*** Block opens ***

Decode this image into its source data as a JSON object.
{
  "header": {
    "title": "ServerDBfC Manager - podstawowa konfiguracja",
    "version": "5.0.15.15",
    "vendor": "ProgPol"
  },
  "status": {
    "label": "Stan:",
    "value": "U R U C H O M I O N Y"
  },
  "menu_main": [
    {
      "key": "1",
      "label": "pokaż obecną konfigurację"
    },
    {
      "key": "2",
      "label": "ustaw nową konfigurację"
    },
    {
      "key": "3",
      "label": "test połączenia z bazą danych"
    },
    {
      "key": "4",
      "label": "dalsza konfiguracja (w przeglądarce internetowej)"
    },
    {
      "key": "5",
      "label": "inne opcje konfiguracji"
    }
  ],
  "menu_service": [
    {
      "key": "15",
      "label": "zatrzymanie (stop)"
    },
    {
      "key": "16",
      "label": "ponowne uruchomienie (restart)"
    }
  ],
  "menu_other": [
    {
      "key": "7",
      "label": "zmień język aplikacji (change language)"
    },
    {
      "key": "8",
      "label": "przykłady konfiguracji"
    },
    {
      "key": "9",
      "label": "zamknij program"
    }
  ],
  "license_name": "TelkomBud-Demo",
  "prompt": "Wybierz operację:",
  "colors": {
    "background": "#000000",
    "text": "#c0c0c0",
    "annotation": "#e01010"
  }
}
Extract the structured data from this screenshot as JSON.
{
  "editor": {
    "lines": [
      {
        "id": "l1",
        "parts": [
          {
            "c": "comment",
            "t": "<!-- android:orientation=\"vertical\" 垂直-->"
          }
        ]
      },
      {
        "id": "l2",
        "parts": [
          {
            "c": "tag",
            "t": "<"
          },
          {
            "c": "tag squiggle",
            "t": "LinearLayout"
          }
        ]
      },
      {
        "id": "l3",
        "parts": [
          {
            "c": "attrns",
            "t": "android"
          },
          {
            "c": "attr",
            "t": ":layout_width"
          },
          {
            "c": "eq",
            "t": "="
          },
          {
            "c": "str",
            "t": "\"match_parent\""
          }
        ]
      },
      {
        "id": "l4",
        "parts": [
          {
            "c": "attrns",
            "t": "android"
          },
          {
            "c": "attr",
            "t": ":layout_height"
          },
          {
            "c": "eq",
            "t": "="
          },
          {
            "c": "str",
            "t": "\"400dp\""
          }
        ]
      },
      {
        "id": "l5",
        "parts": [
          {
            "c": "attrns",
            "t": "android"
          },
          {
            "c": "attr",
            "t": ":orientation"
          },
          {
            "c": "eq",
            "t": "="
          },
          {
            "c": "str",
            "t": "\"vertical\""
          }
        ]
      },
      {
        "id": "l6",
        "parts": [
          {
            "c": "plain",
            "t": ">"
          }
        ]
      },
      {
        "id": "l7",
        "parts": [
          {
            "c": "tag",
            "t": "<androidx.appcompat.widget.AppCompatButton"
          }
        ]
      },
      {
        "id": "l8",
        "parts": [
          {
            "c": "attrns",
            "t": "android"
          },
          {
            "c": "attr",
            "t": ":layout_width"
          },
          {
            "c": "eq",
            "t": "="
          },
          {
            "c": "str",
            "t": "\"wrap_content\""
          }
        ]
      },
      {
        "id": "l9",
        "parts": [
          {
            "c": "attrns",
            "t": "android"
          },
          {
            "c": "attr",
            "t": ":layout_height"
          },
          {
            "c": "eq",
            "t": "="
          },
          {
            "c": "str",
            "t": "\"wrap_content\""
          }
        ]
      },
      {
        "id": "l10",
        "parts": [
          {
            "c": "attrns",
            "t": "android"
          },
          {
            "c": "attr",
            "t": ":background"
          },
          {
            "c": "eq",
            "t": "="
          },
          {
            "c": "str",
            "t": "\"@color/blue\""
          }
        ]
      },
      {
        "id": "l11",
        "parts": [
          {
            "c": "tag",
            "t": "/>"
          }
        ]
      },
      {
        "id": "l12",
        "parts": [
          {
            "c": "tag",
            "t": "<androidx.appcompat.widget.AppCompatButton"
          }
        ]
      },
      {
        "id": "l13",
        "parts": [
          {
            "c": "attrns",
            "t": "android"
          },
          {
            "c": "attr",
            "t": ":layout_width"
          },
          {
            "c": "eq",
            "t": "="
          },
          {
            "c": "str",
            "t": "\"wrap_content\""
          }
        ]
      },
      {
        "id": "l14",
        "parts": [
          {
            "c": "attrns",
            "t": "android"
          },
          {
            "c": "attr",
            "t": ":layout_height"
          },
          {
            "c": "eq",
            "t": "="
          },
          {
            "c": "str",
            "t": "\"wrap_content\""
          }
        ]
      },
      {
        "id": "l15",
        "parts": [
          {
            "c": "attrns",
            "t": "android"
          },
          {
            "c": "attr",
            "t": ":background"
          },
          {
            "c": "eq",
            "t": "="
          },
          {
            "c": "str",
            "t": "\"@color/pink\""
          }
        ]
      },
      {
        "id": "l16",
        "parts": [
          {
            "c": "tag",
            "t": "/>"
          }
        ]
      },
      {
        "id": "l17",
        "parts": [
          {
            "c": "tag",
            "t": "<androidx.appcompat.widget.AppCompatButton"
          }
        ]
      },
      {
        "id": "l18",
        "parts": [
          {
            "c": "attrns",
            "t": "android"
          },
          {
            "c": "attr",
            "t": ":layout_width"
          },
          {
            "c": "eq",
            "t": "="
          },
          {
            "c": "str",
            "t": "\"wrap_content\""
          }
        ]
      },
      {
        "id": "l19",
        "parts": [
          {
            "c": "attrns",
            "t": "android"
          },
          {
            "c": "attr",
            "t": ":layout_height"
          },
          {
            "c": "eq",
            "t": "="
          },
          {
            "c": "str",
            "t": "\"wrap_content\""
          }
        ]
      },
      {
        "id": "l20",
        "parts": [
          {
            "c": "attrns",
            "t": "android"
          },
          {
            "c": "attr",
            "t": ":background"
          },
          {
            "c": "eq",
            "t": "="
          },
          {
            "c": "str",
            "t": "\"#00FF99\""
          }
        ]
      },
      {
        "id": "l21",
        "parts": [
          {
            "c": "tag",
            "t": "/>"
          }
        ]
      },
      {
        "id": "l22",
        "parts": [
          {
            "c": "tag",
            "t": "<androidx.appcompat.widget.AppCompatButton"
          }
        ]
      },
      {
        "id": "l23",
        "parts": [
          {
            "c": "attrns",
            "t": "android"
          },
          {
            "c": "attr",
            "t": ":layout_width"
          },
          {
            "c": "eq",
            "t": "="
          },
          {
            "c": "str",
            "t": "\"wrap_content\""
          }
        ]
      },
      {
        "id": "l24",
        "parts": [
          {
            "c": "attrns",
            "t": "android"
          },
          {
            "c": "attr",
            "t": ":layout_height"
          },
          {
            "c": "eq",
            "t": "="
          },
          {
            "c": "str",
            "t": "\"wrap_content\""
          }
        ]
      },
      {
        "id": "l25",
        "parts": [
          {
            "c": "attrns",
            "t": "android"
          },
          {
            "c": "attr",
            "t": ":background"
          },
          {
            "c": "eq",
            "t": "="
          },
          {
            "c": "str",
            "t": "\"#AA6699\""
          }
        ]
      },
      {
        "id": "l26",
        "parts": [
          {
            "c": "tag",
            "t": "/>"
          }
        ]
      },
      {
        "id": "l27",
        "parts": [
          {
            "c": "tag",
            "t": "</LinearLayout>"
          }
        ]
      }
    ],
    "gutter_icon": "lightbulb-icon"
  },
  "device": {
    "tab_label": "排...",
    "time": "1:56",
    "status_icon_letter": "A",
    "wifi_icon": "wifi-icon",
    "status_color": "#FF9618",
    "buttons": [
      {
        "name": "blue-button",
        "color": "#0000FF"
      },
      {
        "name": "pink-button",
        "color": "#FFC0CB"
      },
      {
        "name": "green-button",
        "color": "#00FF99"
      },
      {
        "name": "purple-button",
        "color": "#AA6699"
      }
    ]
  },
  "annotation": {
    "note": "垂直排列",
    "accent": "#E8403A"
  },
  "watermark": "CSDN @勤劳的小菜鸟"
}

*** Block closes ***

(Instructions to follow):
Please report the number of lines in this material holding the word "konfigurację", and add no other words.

(Your response):
2